“They’ve got one coming every two weeks and that doesn’t service needs,” said gynecologist Dr. Marius Pienaar.
Responding by telephone Tuesday, Health Director Linda Innes of Kitkatla said she felt the team was genuine in terms of communication.
“After all these years of us going to them, they came to us. I was really happy. We talked about establishing better communication with staff at the hospital. For example, if there’s a discharge plan for a patient, we need to receive a copy so we know what we need to do for home support or home care.”
Innes hopes the meeting will go a long way and open the doors for more practitioners to visit the community.
“We hear the government talking about seamless service delivery and I say ‘no we’re not delivering that’, but now I can say we’re working on it.” she said.
The health team heard that many people in both communities are without family doctors and that they would love to see more doctors coming to the villages. Presently Dr. George Watson of Prince Rupert visits Kitkatla once every two weeks and is kept very busy.

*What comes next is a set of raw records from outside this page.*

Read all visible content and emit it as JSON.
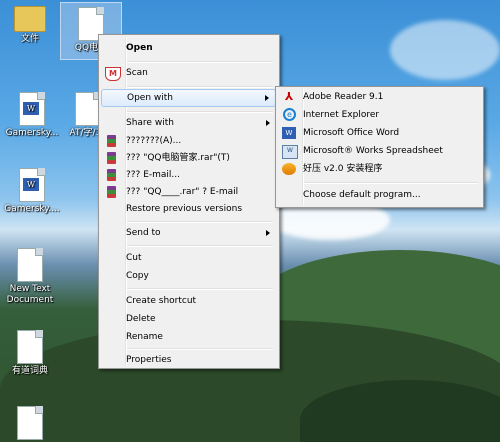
{
  "desktop_icons": {
    "folder": "文件",
    "qq": "QQ电脑",
    "gamersky1": "Gamersky...",
    "at": "AT/字/1F",
    "gamersky2": "Gamersky....",
    "newtext": "New Text Document",
    "youdao": "有道词典"
  },
  "context_menu": {
    "open": "Open",
    "scan": "Scan",
    "open_with": "Open with",
    "share_with": "Share with",
    "rar_add": "???????(A)...",
    "rar_add_named": "??? \"QQ电脑管家.rar\"(T)",
    "rar_email": "??? E-mail...",
    "rar_email_named": "??? \"QQ____.rar\" ? E-mail",
    "restore": "Restore previous versions",
    "send_to": "Send to",
    "cut": "Cut",
    "copy": "Copy",
    "create_shortcut": "Create shortcut",
    "delete": "Delete",
    "rename": "Rename",
    "properties": "Properties"
  },
  "open_with_menu": {
    "adobe": "Adobe Reader 9.1",
    "ie": "Internet Explorer",
    "word": "Microsoft Office Word",
    "works": "Microsoft® Works Spreadsheet",
    "haozip": "好压 v2.0 安装程序",
    "choose": "Choose default program..."
  },
  "icons": {
    "scan": "shield-icon",
    "rar": "winrar-icon",
    "adobe": "pdf-icon",
    "ie": "internet-explorer-icon",
    "word": "word-icon",
    "works": "spreadsheet-icon",
    "haozip": "haozip-icon"
  }
}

Innes said she wasn’t aware of the doctor shortage in Prince Rupert and was glad to hear that Northern Health is actively trying to recruit more doctors.
For Pienaar’s administrative assistant, Elaine Jackson, the meeting enabled her to put faces to the voices she deals with over the phone.
“I enjoyed talking to the nursing director and the patients and seeing what the medical needs are. Many of the patients are taking flights and ferries just to come to Prince Rupert for a doctor’s appointment,” Jackson explained.
The visits also gave each doctor the opportunity to talk about his specific practice.
Pienaar shared statistics on the two groups of women who have the highest rates of cervical cancer - immigrants and First Nations women on reserve.
General Surgeon Dr. Philip Nel gave an overview of colon cancer screening, while Dr. Greeff, who works primarily out of the hospital’s emergency department, discussed the emergency system and the department’s frustrations.
“There were 50 people at lunch in Kitkatla. People introduced themselves and said I’m looking for a family doctor,” Nel noted, adding that people in Metlatkatla said they had never seen a specialist in their village.
“There was mutual understanding from both sides,” observed Greeff.
Innes agreed, noting that there is room for improvement in the system. Knowing what the issues are, communities and health professionals can work together.
“One thing I shared with them is the fact that as an aboriginal remote community we have to learn how to take care of ourselves, when it comes to emergency situations, but if it means medical care, then we rely totally on the medical system.”
Care North co-ordinator Lisa Chieduch arranged for the team visit and described the meetings as a chance to brainstorm on what changes could be made.
“The specialists have offered staff from the villages to come over to the hospital to learn,” Chieduch said of possible next steps.
Aboriginal Health executive director Paul Hanki of Prince George felt that both communities appreciated that the team had shown an interest.
“We have to start building relationships. One of the councilors in Kitkatla said you have to understand where we come from. Lisa put the visits together and I think it was money well spent,” Hanki said.
During the afternoon, the doctors and health team learned from Hanki that there is a cultural sensitivity program being developed for physicians and part of it stresses the importance of seeing where patients live and where they come from.
“One of the wellness counselors told us if you go away thinking you didn’t do anything, know that you did,” Hanki added.
Innes admitted she had no clue what the meeting would turn out like, but tried to think of what to share with the visitors based on what it’s like to go through things as a patient.
The lunch at Kitkatla was comfortable and down to earth and Innes said she didn’t know if the group could have a general conversation on health care, the doctor shortage and look at what the concerns are.
“I hope doctors can become more aware and know that next time someone gets admitted to the hospital that they can know how to ensure continuity. I’d like to invite them back before March 2010 and see if we get any new faces,” she added.